Reproduce the entries in full and exactly. Pictures stay out.

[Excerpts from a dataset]
***

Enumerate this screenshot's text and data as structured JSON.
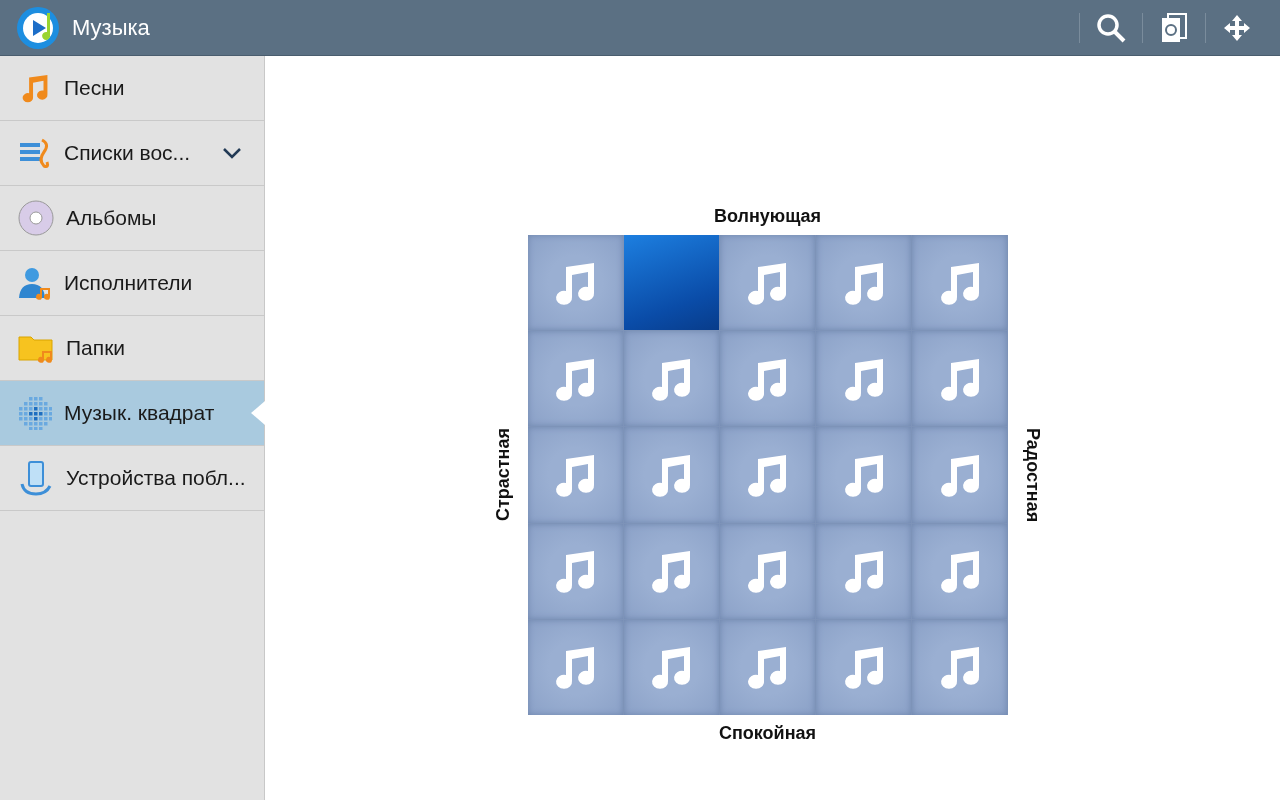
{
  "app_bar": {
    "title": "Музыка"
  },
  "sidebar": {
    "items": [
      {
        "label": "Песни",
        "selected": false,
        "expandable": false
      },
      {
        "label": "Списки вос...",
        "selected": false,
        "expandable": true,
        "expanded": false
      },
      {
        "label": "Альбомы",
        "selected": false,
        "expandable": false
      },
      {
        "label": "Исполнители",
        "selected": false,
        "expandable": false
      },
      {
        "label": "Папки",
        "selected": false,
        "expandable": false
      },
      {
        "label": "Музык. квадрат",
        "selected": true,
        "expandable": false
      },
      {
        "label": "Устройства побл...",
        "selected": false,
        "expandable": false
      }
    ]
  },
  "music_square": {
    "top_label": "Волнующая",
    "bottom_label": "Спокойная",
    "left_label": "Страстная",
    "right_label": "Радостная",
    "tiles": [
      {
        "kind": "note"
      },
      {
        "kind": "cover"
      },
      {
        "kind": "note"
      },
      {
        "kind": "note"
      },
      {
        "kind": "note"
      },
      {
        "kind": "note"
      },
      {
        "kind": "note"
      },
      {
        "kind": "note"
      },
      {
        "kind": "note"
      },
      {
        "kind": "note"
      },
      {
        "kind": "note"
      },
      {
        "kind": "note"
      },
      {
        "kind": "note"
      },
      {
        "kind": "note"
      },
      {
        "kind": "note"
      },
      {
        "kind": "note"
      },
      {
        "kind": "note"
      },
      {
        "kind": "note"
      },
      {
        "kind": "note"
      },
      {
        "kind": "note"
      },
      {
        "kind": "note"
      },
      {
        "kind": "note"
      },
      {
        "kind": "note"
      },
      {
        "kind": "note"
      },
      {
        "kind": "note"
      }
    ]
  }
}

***

■ **Written answer**
Enumerate this screenshot's text and data as structured JSON.
{
  "app_bar": {
    "title": "Музыка"
  },
  "sidebar": {
    "items": [
      {
        "label": "Песни",
        "selected": false,
        "expandable": false
      },
      {
        "label": "Списки вос...",
        "selected": false,
        "expandable": true,
        "expanded": false
      },
      {
        "label": "Альбомы",
        "selected": false,
        "expandable": false
      },
      {
        "label": "Исполнители",
        "selected": false,
        "expandable": false
      },
      {
        "label": "Папки",
        "selected": false,
        "expandable": false
      },
      {
        "label": "Музык. квадрат",
        "selected": true,
        "expandable": false
      },
      {
        "label": "Устройства побл...",
        "selected": false,
        "expandable": false
      }
    ]
  },
  "music_square": {
    "top_label": "Волнующая",
    "bottom_label": "Спокойная",
    "left_label": "Страстная",
    "right_label": "Радостная",
    "tiles": [
      {
        "kind": "note"
      },
      {
        "kind": "cover"
      },
      {
        "kind": "note"
      },
      {
        "kind": "note"
      },
      {
        "kind": "note"
      },
      {
        "kind": "note"
      },
      {
        "kind": "note"
      },
      {
        "kind": "note"
      },
      {
        "kind": "note"
      },
      {
        "kind": "note"
      },
      {
        "kind": "note"
      },
      {
        "kind": "note"
      },
      {
        "kind": "note"
      },
      {
        "kind": "note"
      },
      {
        "kind": "note"
      },
      {
        "kind": "note"
      },
      {
        "kind": "note"
      },
      {
        "kind": "note"
      },
      {
        "kind": "note"
      },
      {
        "kind": "note"
      },
      {
        "kind": "note"
      },
      {
        "kind": "note"
      },
      {
        "kind": "note"
      },
      {
        "kind": "note"
      },
      {
        "kind": "note"
      }
    ]
  }
}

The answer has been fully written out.